* _Required work_
In the data below, find each line containing the string "title" and return it.

* _Records shown_

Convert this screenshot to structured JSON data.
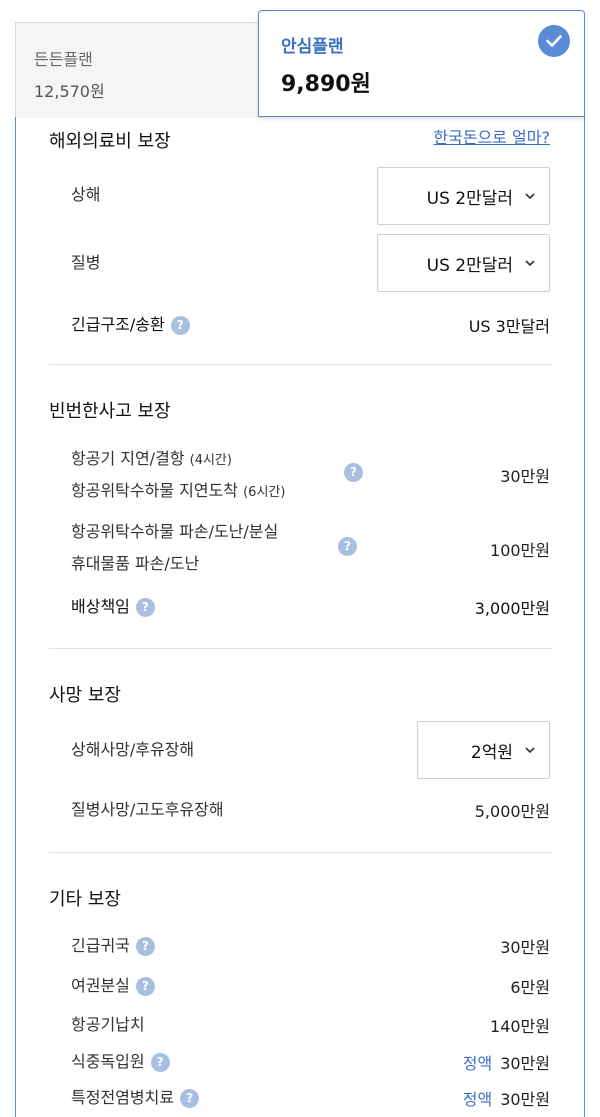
{
  "plans": {
    "basic": {
      "name": "든든플랜",
      "price": "12,570원"
    },
    "selected": {
      "name": "안심플랜",
      "price": "9,890원",
      "check_icon": "check-circle-icon"
    }
  },
  "colors": {
    "accent": "#3a6fc4",
    "selected_border": "#5b8ad6",
    "help_icon": "#a9bfe0"
  },
  "overseas": {
    "title": "해외의료비 보장",
    "link": "한국돈으로 얼마?",
    "injury": {
      "label": "상해",
      "value": "US 2만달러"
    },
    "illness": {
      "label": "질병",
      "value": "US 2만달러"
    },
    "rescue": {
      "label": "긴급구조/송환",
      "value": "US 3만달러"
    }
  },
  "frequent": {
    "title": "빈번한사고 보장",
    "delay": {
      "line1": "항공기 지연/결항",
      "line1_note": "(4시간)",
      "line2": "항공위탁수하물 지연도착",
      "line2_note": "(6시간)",
      "value": "30만원"
    },
    "damage": {
      "line1": "항공위탁수하물 파손/도난/분실",
      "line2": "휴대물품 파손/도난",
      "value": "100만원"
    },
    "liability": {
      "label": "배상책임",
      "value": "3,000만원"
    }
  },
  "death": {
    "title": "사망 보장",
    "injury_death": {
      "label": "상해사망/후유장해",
      "value": "2억원"
    },
    "illness_death": {
      "label": "질병사망/고도후유장해",
      "value": "5,000만원"
    }
  },
  "other": {
    "title": "기타 보장",
    "items": [
      {
        "label": "긴급귀국",
        "value": "30만원",
        "tag": "",
        "help": true
      },
      {
        "label": "여권분실",
        "value": "6만원",
        "tag": "",
        "help": true
      },
      {
        "label": "항공기납치",
        "value": "140만원",
        "tag": "",
        "help": false
      },
      {
        "label": "식중독입원",
        "value": "30만원",
        "tag": "정액",
        "help": true
      },
      {
        "label": "특정전염병치료",
        "value": "30만원",
        "tag": "정액",
        "help": true
      }
    ]
  },
  "help_icon_text": "?"
}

* _Written response_
    "title": "해외의료비 보장",
    "title": "빈번한사고 보장",
    "title": "사망 보장",
    "title": "기타 보장",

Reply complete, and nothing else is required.